Task
Reprint all of the data below exactly as shown and skip every image.

-*-*-

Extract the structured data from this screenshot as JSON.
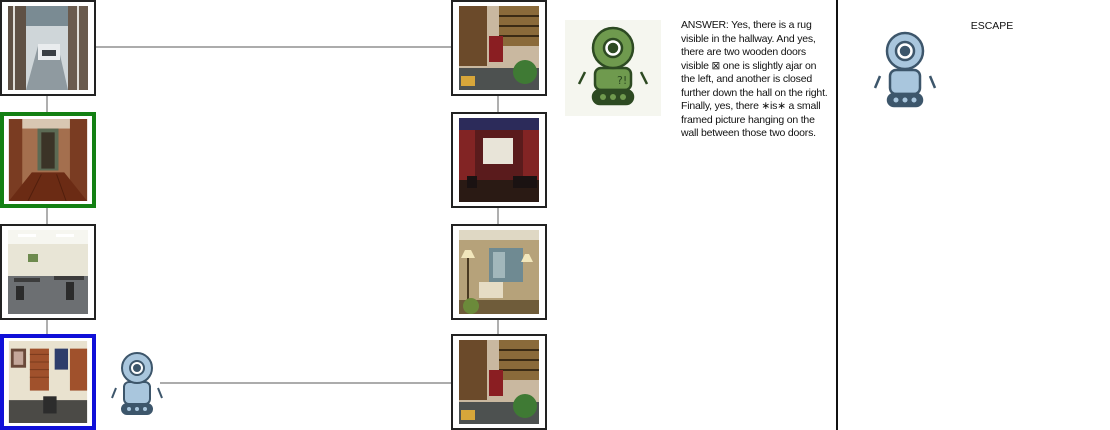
{
  "graph": {
    "left_column": [
      {
        "name": "hallway-with-car"
      },
      {
        "name": "wood-floor-hallway",
        "selected": "green"
      },
      {
        "name": "meeting-room"
      },
      {
        "name": "office-with-shutters",
        "selected": "blue"
      }
    ],
    "right_column": [
      {
        "name": "library-with-shelves"
      },
      {
        "name": "home-theater"
      },
      {
        "name": "living-room-with-lamps"
      },
      {
        "name": "library-with-shelves"
      }
    ]
  },
  "agent": {
    "current_icon": "blue-robot-icon",
    "answer_icon": "green-robot-icon",
    "answer_text": "ANSWER: Yes, there is a rug visible in the hallway. And yes, there are two wooden doors visible ⊠ one is slightly ajar on the left, and another is closed further down the hall on the right.\nFinally, yes, there ∗is∗ a small framed picture hanging on the wall between those two doors."
  },
  "escape": {
    "label": "ESCAPE",
    "icon": "blue-robot-icon"
  },
  "colors": {
    "selected_green": "#138013",
    "selected_blue": "#1010d8",
    "edge": "#7a7a7a",
    "robot_blue": "#a9c6dd",
    "robot_green": "#6f9a4e"
  }
}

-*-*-

Result of the exercise
Extract the structured data from this screenshot as JSON.
{
  "graph": {
    "left_column": [
      {
        "name": "hallway-with-car"
      },
      {
        "name": "wood-floor-hallway",
        "selected": "green"
      },
      {
        "name": "meeting-room"
      },
      {
        "name": "office-with-shutters",
        "selected": "blue"
      }
    ],
    "right_column": [
      {
        "name": "library-with-shelves"
      },
      {
        "name": "home-theater"
      },
      {
        "name": "living-room-with-lamps"
      },
      {
        "name": "library-with-shelves"
      }
    ]
  },
  "agent": {
    "current_icon": "blue-robot-icon",
    "answer_icon": "green-robot-icon",
    "answer_text": "ANSWER: Yes, there is a rug visible in the hallway. And yes, there are two wooden doors visible ⊠ one is slightly ajar on the left, and another is closed further down the hall on the right.\nFinally, yes, there ∗is∗ a small framed picture hanging on the wall between those two doors."
  },
  "escape": {
    "label": "ESCAPE",
    "icon": "blue-robot-icon"
  },
  "colors": {
    "selected_green": "#138013",
    "selected_blue": "#1010d8",
    "edge": "#7a7a7a",
    "robot_blue": "#a9c6dd",
    "robot_green": "#6f9a4e"
  }
}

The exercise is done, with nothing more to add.